This appears in at 1:28:28. 

Question: "How does your Principle of Computational Equivalence (PCE) 
explain the separation in complexity between a classical cellular 
automaton (CA) and a quantum CA?"

Wolfram: "OK, so... that's a complicated question... So, one question is:
if you take quantum mechanics as we currently know it, and you say,
okay... let's use quantum mechanics... let's just assume that we can make
measurements infinitely quickly and that the standard formalism of quantum
mechanics sort of is an exact description of the actual world, not some
kind of an idealization of the world (as we know that it is, because we
know that in fact when we make measurements... that we have to, for
example, take one... some degree of freedom and amplify it to an almost an
infinite number of degrees of freedom, and things like that... but let's
assume we don't worry about that... let's take the idealization that it's
just... you know... that, as the formalism suggests that we just... do a
measurement and it happens...,) okay, so then the question is what... how
does... how does what I am talking about relate to the computation that
you can get done in the classical case vs. the quantum case. So..., first
thing I should say is that, ultimately, the claim of my PCE is that in our
universe it is in fact not possible to do things that are more
sophisticated than what a classical CA, for example, can do. So, if it
turned out that quantum CAs (or quantum computers of some kind) can do
more sophisticated things than any of these classical CAs then this PCE of
mine would just be wrong." And he smiles (roguish smile) and waits, to see
if the answer thus far is sinking in. At this time the question is refined:

Question: "By more sophisticated do you mean with a better complexity
then, or do you mean in a univers..."

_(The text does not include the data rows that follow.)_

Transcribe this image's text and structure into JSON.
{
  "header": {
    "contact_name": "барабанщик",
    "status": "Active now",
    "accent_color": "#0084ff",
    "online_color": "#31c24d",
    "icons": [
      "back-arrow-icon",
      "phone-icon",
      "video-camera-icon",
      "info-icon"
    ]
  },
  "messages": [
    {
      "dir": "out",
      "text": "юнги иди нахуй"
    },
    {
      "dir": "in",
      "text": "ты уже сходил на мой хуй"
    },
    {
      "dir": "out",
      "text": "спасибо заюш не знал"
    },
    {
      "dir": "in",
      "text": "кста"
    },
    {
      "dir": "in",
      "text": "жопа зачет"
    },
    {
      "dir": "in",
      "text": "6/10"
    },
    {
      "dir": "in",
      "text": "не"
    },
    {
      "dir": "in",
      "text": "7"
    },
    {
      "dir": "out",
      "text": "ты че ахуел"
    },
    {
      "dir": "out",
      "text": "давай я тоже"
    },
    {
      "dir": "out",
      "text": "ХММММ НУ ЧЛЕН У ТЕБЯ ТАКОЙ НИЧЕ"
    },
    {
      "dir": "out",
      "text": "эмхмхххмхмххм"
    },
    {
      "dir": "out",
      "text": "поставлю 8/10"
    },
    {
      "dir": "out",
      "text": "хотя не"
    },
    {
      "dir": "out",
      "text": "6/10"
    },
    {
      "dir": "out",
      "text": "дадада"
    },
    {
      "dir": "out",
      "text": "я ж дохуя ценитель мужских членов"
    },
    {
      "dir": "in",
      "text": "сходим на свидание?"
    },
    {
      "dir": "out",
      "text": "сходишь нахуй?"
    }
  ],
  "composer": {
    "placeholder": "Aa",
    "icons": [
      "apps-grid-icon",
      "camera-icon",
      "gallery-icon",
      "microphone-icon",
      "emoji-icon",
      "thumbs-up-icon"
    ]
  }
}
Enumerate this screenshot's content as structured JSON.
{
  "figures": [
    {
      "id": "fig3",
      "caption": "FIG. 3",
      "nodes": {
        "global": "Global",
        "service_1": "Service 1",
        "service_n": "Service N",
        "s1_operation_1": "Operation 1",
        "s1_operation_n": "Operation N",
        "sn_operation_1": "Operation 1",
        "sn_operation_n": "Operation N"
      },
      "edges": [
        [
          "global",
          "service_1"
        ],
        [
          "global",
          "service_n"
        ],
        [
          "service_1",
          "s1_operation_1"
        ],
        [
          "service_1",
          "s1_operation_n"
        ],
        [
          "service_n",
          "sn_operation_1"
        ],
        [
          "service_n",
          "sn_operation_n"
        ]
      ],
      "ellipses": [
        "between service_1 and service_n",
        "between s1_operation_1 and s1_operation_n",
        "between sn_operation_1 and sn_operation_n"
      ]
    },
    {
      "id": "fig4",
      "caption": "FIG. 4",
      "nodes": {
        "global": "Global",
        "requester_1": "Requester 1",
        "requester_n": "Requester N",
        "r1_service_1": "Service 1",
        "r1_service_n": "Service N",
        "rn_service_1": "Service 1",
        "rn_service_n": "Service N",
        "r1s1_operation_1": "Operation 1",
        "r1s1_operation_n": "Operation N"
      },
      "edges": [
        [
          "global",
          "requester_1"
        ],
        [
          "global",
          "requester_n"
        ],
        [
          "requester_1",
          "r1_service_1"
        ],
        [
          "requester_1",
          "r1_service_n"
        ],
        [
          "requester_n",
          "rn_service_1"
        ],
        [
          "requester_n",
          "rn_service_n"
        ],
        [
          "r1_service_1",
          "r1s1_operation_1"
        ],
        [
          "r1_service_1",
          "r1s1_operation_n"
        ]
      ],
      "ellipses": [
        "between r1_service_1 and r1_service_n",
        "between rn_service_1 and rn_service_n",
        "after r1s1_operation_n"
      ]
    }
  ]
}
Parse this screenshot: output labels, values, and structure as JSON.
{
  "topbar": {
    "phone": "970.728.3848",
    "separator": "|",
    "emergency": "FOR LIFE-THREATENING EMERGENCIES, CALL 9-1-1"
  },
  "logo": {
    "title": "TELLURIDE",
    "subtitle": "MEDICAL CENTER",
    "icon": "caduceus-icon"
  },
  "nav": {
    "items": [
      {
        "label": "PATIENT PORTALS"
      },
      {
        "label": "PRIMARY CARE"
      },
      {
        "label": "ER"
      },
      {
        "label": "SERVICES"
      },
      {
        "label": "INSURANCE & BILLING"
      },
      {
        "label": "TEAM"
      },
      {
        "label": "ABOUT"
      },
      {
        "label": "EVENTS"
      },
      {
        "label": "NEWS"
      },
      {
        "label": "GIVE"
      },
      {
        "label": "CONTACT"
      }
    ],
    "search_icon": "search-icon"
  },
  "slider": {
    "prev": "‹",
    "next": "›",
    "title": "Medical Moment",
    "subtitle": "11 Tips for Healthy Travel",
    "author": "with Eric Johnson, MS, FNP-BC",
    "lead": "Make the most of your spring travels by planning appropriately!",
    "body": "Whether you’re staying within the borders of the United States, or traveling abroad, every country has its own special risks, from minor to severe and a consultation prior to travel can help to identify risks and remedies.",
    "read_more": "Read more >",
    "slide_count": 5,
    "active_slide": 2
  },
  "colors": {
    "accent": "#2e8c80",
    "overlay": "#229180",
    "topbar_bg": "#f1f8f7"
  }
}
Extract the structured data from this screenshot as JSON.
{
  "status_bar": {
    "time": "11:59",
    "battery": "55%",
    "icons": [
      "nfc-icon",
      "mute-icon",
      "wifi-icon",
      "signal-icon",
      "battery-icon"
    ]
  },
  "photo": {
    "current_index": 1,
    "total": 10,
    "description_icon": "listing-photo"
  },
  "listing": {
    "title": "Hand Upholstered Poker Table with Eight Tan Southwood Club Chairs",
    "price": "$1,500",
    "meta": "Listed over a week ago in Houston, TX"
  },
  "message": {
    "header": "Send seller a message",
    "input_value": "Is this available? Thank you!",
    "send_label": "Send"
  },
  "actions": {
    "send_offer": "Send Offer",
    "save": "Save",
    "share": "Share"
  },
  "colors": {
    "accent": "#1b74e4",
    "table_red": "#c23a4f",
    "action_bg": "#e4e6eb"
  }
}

Wolfram: "Okay, so to be more specific... I mean... so one question is:
can it do more than a universal Turing machine, can it break Church's
thesis? Another is: can it do... you know... an NP-complete computation in
polynomial time? Okay... so, on the second issue: I am not so sure! On the
first issue, I'm really... you know... I'm, I'm... I certainly will claim
very strongly... I mean... I certainly believe that in our actual universe
one can't do computations that are more sophisticated than one can get
done by a standard classical Turing machine. Now, having said that there's
already then a sort of technical question which is: if you allow quantum
mechanics... if you allow sort of standard idealizations of quantum
mechanics, which involve complex amplitudes that have an arbitrary number
of bits in them, and things like that, even within the formalism... can
you do computations that are more sophisticated than you can do in a
standard classical universal Turing machine? I think that people generally
feel that probably you can't. But, to show that... would be interesting.
For example, the following is true: if you say that you do computations
just with polynomials, that the only operations that you can have are:
writing down a polynomial, and solving a polynomial. Or, solving a
polynomial inequality or something. Well... then, it turns out that there
is a result from the 1930s, I guess, that it is at least... it's...
that... if you're only working with polynomials and solving polynomials
and so on... then... it's a decidable problem; then, every question you
ask is decidable... it was Tarski's result [...] so, within... if the kind
of primitives you have in your theory would be only polynomial primitives
then it is the case that even using these arbitrary precision amplitudes
in quantum mechanics you couldn't compute something more than what we can
classically compute... but as soon as you allow transcendental functions
for example... that is no longer the case, because for example even with
trigonometric functions you can easily encode an arbitrary diophantine
equation in your... sort of, continuous system, so... if you allow such
functions then you can immediately do computations that cannot be done by
a classical Turing machine and if there was a way to get quantum mechanics
to make use of those transcendental functions, which certainly seems not
impossible that could be... then it would imply that quantum mechanics in
its usual idealization would be capable of doing computations beyond the
Church's thesis limit. So... Then you can ask questions about the NP
completeness level of things: I'm less certain about that... my own
guess... speculation... is that in fact if you try... eventually, unravel
the idealizations that are made in sort of particle [physics] and quantum
mechanics that you will find that in fact you don't succeed in doing
things that are sort of more sophisticated than you could do with a
classical Turing machine type system... but I don't know that for sure!"

That's the end of the answer regarding the relationship between PCE, and 
the classical vs. quantum models of computation. The answer then goes a bit 
further, explaining how NKS is interesting and important even without any 
reference to quantum models of computation, and this last part of Wolfram's 
answer briefly discusses a problem involving a lower bound on a space of 
Turing machines. 

Note: one can also go to the video here: